Figure 4. The two thermal maps distinguish the mineralized tissues of enamel, dentin and the carious areas of both tissues using the thermal properties of characteristic-time-to-relaxation and heat-exchange during rewarming Figure 5. Figure 5.

Sample 1- Sound tooth-slice and Sample 2 - Carious tooth-slice. Initially, a photograph is shown, followed by an X-ray, then the characteristic-time-to-relaxation thermal map and, finally, the heat-exchange thermal map depicting enamel, dentin and carious areas of enamel and dentin. Infra-red thermal imaging is a technique which is yet to be maximized within the field-of-medicine and its subsidiary specialty - dentistry.

Published work for determining the thermal properties of tooth-tissue Panas et al. Tooth-slice thicknesses of 2. Lin et al. Simultaneous heat-application to the irregular occlusal surface would be unlikely, compared to the application of vertical heat to the flat surface of the samples within this study and Panas et al.

The tooth-slices within this study were viewed directly—unlike Lin et al. They were also heated directly—unlike Panas et al. Neither of these additional layers was considered in their final calculations. Despite these variations, a single-sample Lin et al. Multiple samples from different teeth have not previously been reported from this technique, nor have areas of demineralization or caries. All samples are from different donors with inherent anomalies in the tissue-types, as previously described.
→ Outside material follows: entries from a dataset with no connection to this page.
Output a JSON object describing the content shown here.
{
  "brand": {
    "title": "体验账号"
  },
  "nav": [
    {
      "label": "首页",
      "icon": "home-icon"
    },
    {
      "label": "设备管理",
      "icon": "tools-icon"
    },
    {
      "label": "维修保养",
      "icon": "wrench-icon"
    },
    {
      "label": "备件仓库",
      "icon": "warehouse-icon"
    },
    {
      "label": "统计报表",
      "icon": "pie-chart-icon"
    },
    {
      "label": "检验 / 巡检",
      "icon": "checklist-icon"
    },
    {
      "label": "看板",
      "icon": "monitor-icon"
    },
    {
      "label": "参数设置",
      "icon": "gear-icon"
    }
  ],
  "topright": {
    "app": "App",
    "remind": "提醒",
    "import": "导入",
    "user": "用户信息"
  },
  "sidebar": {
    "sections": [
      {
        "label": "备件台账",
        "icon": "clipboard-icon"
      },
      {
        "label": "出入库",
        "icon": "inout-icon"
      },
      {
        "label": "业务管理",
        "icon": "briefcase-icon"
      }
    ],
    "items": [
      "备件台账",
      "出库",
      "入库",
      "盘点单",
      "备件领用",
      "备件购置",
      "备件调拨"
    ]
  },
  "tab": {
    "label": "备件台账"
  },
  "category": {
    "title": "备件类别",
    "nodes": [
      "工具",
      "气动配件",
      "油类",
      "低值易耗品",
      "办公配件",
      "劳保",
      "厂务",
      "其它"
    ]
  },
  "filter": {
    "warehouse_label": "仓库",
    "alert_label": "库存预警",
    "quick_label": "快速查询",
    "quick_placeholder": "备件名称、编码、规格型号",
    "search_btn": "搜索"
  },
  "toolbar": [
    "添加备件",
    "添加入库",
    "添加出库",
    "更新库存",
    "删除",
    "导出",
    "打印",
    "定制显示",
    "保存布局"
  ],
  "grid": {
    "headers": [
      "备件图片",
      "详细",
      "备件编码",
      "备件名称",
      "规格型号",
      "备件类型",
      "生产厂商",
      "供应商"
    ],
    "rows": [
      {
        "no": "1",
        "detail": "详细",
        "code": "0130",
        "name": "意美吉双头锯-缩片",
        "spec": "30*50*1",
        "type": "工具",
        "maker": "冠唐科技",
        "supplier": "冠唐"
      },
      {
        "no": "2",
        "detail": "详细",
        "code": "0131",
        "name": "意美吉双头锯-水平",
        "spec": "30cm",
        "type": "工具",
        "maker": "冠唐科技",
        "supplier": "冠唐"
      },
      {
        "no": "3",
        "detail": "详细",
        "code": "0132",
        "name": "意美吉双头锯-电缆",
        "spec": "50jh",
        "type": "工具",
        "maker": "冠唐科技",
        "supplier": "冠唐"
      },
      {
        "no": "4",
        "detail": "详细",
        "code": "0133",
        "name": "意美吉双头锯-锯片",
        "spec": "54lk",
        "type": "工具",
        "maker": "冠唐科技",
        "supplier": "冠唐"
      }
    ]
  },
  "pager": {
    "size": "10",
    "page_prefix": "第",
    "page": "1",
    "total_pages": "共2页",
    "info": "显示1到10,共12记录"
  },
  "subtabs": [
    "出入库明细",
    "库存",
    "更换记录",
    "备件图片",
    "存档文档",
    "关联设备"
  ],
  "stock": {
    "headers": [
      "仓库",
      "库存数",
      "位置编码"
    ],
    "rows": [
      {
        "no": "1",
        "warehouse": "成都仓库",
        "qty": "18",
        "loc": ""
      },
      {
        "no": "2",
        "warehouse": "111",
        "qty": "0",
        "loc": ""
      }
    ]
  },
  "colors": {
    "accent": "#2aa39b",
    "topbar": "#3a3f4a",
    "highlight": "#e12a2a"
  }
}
Investigation of a point location or a single line of a single tissue-sample with any temperature-recording-method, e. The larger the area-of-interest used for each tissue and the greater the sample-size, the more valid and reliable any inference from the findings.

Within this study, two samples, one sound and one carious with a demineralized area, were investigated with multiple areas-of-interest for each tissue. Enamel values of thermal diffusivity and conductivity fall within proximity of known-ranges for the sound tooth-slice but do differ slightly between the two sides examined.

Greater variation is seen within the demineralized enamel, where the carious area-of-interest returns the lowest values.

This could be explained by the loss of mineral, but caution is needed as the range of values for the sound areas-of-interest differ by a similar proportion within the same sample.

These findings appear appropriate to the nature of the tissues being investigated and a more general outcome as described by Panas et al. That is, following the application of heat and analysis with thermal imaging, a difference between the thermal response of enamel and dentin was detectable, with enamel tending to conduct heat quicker than dentin.